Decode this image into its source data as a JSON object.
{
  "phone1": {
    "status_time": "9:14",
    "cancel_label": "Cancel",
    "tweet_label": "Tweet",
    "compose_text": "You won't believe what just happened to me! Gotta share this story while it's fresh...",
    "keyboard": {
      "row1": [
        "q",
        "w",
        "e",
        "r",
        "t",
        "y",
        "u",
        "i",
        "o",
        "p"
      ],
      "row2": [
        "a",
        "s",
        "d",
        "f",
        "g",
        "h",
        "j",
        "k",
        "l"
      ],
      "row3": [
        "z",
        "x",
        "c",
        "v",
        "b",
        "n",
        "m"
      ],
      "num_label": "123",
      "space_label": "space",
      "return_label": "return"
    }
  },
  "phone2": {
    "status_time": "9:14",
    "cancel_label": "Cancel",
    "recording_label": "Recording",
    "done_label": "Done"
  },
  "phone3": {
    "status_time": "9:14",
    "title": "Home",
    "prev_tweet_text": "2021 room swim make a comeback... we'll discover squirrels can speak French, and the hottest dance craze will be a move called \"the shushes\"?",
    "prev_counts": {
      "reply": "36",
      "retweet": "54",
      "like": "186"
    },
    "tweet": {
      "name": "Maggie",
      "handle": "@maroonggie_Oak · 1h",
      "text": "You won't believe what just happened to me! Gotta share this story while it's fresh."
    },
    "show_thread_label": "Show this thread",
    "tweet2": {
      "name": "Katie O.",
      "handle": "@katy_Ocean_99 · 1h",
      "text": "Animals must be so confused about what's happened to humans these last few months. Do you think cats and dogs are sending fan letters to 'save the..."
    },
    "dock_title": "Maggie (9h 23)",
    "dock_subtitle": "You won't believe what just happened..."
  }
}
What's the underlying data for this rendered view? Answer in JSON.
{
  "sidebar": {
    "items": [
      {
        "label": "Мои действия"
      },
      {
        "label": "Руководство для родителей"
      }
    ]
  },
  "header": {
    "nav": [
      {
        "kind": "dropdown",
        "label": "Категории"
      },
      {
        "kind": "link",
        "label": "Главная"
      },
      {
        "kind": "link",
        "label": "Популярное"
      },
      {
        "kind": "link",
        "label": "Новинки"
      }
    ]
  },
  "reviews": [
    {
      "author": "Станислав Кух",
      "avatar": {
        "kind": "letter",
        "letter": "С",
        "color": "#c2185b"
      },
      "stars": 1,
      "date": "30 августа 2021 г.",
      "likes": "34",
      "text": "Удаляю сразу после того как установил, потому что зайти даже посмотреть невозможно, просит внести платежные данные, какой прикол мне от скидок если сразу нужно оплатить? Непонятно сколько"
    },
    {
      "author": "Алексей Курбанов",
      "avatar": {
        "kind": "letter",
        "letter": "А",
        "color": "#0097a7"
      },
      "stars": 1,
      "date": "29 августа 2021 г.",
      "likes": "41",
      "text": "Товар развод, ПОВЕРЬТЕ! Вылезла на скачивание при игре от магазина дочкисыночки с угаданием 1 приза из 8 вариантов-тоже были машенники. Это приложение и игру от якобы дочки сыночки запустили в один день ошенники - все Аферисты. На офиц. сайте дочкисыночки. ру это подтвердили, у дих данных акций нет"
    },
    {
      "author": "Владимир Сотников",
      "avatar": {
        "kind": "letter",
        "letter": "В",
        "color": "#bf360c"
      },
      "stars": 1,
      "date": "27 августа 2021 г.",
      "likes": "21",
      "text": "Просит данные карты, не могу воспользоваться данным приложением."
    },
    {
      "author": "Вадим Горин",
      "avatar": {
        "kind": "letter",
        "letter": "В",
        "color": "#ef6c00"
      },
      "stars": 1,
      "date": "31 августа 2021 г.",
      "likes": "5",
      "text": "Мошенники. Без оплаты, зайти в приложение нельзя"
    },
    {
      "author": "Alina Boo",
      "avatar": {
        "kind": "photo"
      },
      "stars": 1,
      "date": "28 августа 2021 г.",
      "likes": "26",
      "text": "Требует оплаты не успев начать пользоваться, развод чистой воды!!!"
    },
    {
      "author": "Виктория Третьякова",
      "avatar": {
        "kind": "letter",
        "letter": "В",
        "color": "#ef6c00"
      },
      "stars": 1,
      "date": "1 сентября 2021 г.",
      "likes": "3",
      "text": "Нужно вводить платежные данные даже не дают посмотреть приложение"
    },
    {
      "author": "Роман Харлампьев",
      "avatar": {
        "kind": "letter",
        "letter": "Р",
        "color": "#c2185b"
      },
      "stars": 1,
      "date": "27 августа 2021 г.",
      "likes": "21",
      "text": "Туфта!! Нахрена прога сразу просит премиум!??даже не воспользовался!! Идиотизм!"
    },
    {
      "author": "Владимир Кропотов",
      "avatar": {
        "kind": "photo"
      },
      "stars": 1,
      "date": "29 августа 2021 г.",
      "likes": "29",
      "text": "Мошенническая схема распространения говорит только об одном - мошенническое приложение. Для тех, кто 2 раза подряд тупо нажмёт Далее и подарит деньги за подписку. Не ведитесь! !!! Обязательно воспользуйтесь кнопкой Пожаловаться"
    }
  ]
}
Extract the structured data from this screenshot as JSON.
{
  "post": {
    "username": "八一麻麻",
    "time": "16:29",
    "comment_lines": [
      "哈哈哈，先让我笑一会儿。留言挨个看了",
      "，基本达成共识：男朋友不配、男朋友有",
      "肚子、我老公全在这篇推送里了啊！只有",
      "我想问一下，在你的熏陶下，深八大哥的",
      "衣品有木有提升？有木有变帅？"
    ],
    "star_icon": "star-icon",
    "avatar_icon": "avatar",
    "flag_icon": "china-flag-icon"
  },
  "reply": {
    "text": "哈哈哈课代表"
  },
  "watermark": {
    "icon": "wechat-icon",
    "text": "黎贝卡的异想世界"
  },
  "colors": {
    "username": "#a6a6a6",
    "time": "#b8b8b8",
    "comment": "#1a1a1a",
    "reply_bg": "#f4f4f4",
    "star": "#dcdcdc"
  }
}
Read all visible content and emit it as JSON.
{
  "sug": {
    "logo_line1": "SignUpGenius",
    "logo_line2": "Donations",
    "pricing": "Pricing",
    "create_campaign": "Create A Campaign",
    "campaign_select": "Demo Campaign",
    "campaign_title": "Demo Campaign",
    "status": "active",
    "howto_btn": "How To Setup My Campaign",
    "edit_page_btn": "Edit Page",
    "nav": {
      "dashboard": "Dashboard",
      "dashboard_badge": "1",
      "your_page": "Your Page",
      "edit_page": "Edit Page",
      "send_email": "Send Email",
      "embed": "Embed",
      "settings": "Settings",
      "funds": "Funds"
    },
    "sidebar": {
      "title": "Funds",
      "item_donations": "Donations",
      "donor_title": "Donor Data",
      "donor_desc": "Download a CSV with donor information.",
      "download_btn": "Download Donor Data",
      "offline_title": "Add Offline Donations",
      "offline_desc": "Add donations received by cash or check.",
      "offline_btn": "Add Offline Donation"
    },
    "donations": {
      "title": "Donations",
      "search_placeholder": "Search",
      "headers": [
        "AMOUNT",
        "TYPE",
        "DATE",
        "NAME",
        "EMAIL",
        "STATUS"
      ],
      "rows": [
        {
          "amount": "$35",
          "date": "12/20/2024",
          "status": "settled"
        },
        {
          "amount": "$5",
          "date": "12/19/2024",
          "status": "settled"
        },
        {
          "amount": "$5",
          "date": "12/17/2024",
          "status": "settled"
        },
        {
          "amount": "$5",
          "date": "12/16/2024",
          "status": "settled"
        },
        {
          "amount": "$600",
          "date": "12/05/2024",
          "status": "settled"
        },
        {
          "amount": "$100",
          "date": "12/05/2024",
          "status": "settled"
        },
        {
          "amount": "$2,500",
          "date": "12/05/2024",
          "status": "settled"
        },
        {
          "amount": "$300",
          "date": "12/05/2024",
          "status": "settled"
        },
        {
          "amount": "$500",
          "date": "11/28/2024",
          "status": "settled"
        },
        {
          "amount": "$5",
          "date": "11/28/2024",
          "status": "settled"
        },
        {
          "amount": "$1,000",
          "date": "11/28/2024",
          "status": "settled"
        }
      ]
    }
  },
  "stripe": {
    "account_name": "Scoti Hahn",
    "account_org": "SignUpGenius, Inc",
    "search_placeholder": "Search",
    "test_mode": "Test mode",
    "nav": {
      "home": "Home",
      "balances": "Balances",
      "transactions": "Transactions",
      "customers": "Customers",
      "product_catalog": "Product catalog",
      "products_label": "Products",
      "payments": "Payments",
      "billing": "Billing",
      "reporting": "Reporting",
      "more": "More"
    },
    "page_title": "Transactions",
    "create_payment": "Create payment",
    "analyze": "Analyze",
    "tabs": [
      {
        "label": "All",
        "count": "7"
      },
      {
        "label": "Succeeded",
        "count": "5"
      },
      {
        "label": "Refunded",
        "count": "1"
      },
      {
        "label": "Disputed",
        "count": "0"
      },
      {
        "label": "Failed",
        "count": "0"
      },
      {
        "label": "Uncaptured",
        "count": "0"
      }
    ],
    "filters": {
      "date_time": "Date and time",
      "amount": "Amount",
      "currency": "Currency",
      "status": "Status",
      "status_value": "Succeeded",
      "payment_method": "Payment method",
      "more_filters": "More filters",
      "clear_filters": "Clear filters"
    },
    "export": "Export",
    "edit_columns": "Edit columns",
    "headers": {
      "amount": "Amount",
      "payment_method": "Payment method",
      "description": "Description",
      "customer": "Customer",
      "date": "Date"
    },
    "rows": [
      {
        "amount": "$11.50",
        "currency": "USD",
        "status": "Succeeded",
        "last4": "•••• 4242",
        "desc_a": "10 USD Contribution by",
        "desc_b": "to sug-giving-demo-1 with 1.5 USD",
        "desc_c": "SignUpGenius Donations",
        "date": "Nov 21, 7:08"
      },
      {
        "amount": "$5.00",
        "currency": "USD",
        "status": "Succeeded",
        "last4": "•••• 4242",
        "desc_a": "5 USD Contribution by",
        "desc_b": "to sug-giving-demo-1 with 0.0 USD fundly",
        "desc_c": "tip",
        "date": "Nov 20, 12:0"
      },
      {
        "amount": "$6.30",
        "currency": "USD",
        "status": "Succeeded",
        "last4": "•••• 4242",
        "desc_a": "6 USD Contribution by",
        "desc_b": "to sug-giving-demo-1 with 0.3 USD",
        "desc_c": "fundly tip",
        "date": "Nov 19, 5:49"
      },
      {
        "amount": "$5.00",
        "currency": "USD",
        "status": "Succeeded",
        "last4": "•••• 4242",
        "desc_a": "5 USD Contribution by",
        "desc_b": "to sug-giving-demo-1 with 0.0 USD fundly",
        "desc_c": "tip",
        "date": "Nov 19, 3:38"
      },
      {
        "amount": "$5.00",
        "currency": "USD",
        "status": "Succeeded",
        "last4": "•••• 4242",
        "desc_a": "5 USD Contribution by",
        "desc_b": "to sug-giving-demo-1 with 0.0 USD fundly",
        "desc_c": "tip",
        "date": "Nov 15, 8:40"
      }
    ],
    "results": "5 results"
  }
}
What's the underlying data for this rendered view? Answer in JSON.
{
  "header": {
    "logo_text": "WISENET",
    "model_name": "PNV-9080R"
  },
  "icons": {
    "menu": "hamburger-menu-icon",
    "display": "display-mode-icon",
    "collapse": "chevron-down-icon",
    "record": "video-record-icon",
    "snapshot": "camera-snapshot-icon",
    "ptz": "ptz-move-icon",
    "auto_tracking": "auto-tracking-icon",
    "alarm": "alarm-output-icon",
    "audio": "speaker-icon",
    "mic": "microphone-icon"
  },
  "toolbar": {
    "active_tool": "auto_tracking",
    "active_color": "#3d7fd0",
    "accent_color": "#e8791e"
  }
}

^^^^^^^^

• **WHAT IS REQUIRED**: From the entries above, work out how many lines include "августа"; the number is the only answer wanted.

• **EXPECTED ANSWER**: 7